» **What you need to do**: Line by line, copy the material below exactly as given.

» **Data to process**:
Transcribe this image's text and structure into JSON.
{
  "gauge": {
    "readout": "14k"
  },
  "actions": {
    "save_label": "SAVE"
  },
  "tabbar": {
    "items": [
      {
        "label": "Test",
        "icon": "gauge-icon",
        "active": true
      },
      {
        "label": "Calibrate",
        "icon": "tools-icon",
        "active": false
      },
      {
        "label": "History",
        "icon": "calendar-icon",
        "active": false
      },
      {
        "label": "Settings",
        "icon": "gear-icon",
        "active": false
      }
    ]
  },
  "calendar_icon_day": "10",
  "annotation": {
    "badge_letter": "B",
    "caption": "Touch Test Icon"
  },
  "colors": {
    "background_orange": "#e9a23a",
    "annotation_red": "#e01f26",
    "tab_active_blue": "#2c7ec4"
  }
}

» **Response to the exercise**:
Transcribe this image's text and structure into JSON.
{
  "gauge": {
    "readout": "14k"
  },
  "actions": {
    "save_label": "SAVE"
  },
  "tabbar": {
    "items": [
      {
        "label": "Test",
        "icon": "gauge-icon",
        "active": true
      },
      {
        "label": "Calibrate",
        "icon": "tools-icon",
        "active": false
      },
      {
        "label": "History",
        "icon": "calendar-icon",
        "active": false
      },
      {
        "label": "Settings",
        "icon": "gear-icon",
        "active": false
      }
    ]
  },
  "calendar_icon_day": "10",
  "annotation": {
    "badge_letter": "B",
    "caption": "Touch Test Icon"
  },
  "colors": {
    "background_orange": "#e9a23a",
    "annotation_red": "#e01f26",
    "tab_active_blue": "#2c7ec4"
  }
}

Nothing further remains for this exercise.